Input data: Begin

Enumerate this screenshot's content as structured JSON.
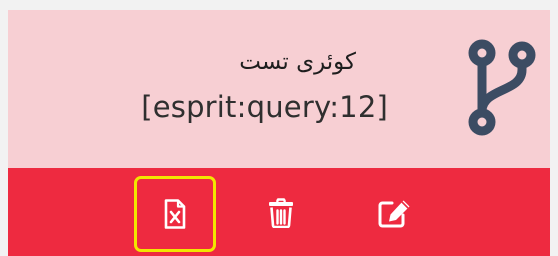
{
  "query_card": {
    "title": "کوئری تست",
    "identifier": "[esprit:query:12]",
    "icon": "code-branch-icon",
    "colors": {
      "card_background": "#f7cfd3",
      "action_bar": "#ee2a40",
      "branch_icon": "#3c4c63",
      "action_icons": "#ffffff",
      "focus_outline": "#f2e600"
    },
    "actions": [
      {
        "name": "export-excel",
        "icon": "file-excel-icon"
      },
      {
        "name": "delete",
        "icon": "trash-icon"
      },
      {
        "name": "edit",
        "icon": "edit-icon"
      }
    ]
  }
}
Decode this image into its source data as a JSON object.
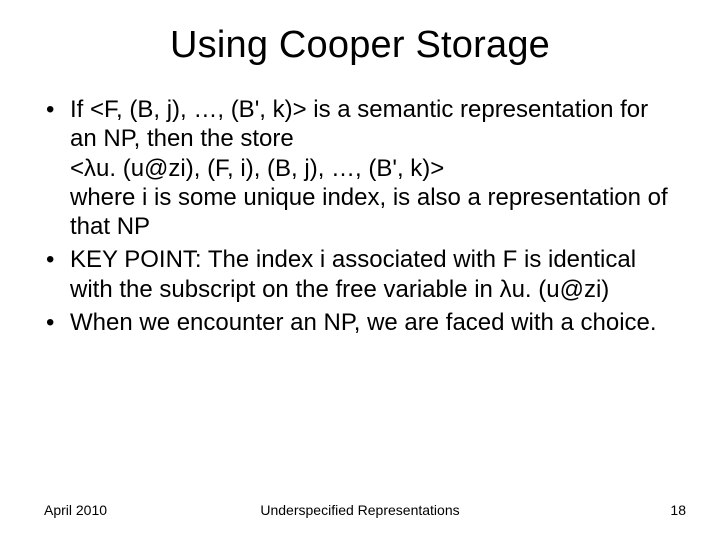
{
  "title": "Using Cooper Storage",
  "bullets": [
    "If <F, (B, j), …, (B', k)> is a semantic representation for an NP, then the store\n<λu. (u@zi), (F, i), (B, j), …, (B', k)>\nwhere i is some unique index, is also a representation of that NP",
    "KEY POINT: The index i associated with F is identical with the subscript on the free variable in λu. (u@zi)",
    "When we encounter an NP, we are faced with a choice."
  ],
  "footer": {
    "left": "April 2010",
    "center": "Underspecified Representations",
    "right": "18"
  }
}
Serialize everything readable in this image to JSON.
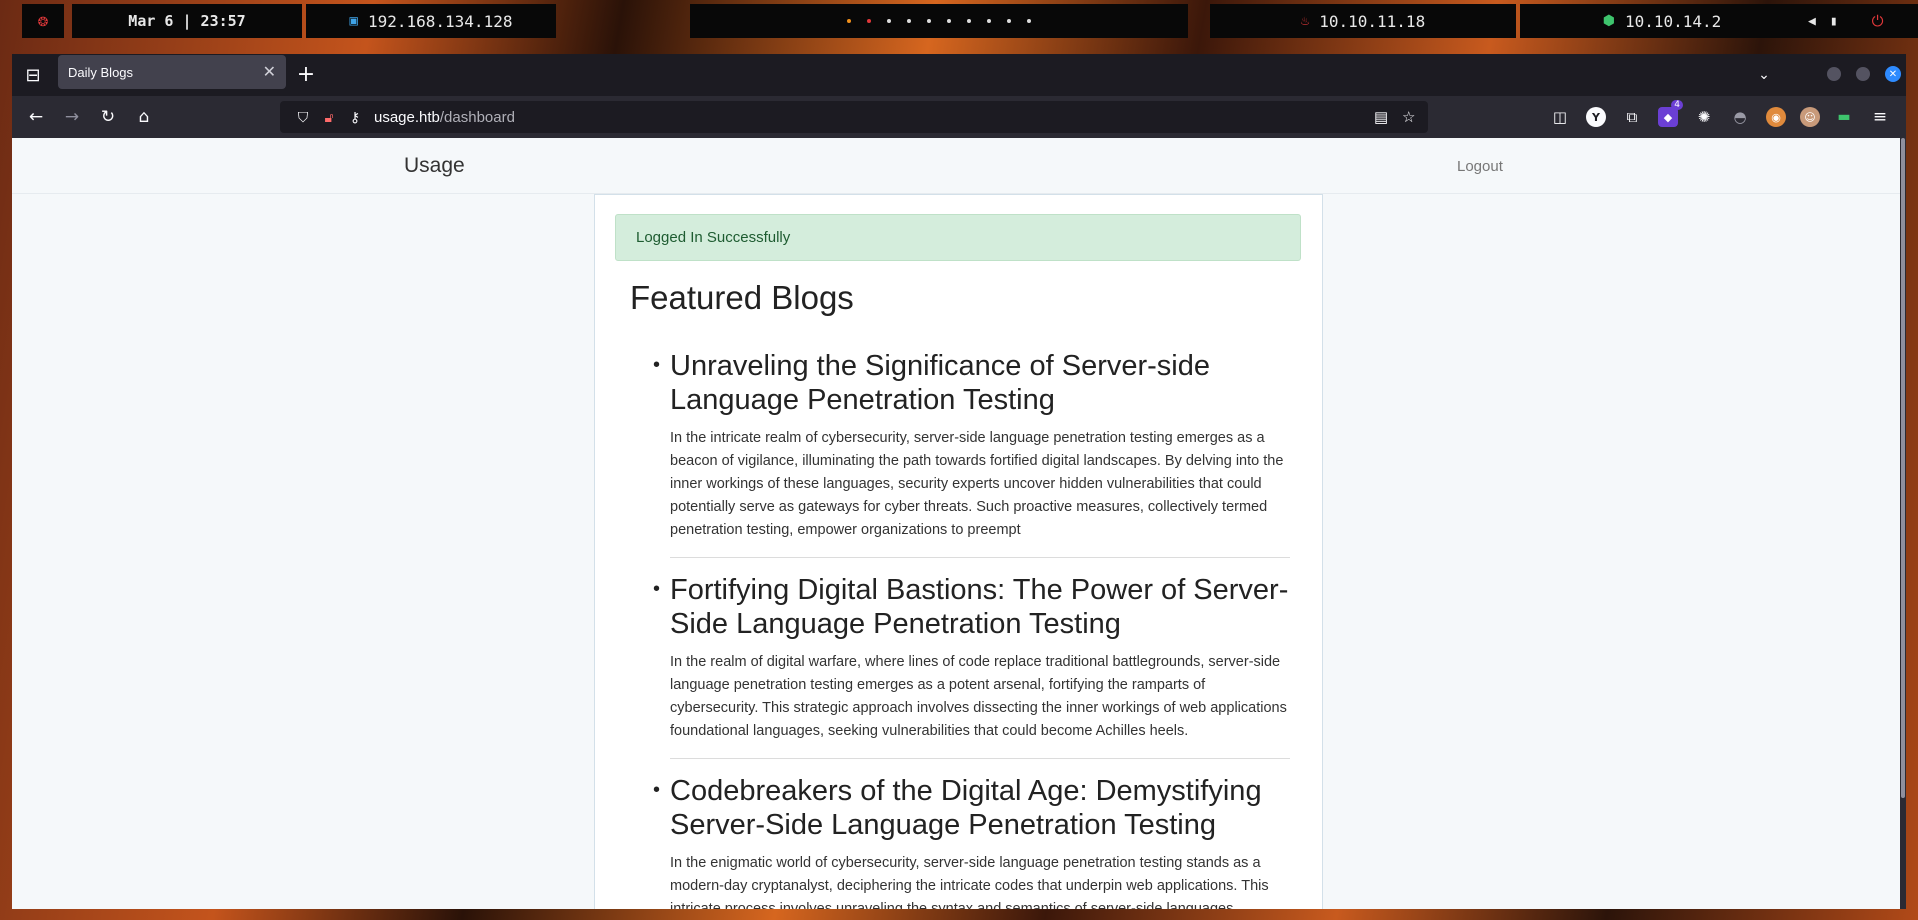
{
  "system_panel": {
    "datetime": "Mar 6 | 23:57",
    "vm_ip": "192.168.134.128",
    "target_ip": "10.10.11.18",
    "vpn_ip": "10.10.14.2"
  },
  "browser": {
    "tab_title": "Daily Blogs",
    "url_host": "usage.htb",
    "url_path": "/dashboard",
    "extension_badge": "4"
  },
  "site": {
    "brand": "Usage",
    "logout_label": "Logout",
    "alert": "Logged In Successfully",
    "heading": "Featured Blogs",
    "posts": [
      {
        "title": "Unraveling the Significance of Server-side Language Penetration Testing",
        "body": "In the intricate realm of cybersecurity, server-side language penetration testing emerges as a beacon of vigilance, illuminating the path towards fortified digital landscapes. By delving into the inner workings of these languages, security experts uncover hidden vulnerabilities that could potentially serve as gateways for cyber threats. Such proactive measures, collectively termed penetration testing, empower organizations to preempt"
      },
      {
        "title": "Fortifying Digital Bastions: The Power of Server-Side Language Penetration Testing",
        "body": "In the realm of digital warfare, where lines of code replace traditional battlegrounds, server-side language penetration testing emerges as a potent arsenal, fortifying the ramparts of cybersecurity. This strategic approach involves dissecting the inner workings of web applications foundational languages, seeking vulnerabilities that could become Achilles heels."
      },
      {
        "title": "Codebreakers of the Digital Age: Demystifying Server-Side Language Penetration Testing",
        "body": "In the enigmatic world of cybersecurity, server-side language penetration testing stands as a modern-day cryptanalyst, deciphering the intricate codes that underpin web applications. This intricate process involves unraveling the syntax and semantics of server-side languages"
      }
    ]
  },
  "colors": {
    "alert_bg": "#d4eddc",
    "browser_chrome": "#1c1b22",
    "page_bg": "#f5f8fa"
  }
}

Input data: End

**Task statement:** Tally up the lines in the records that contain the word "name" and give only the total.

**Problem solution:** 3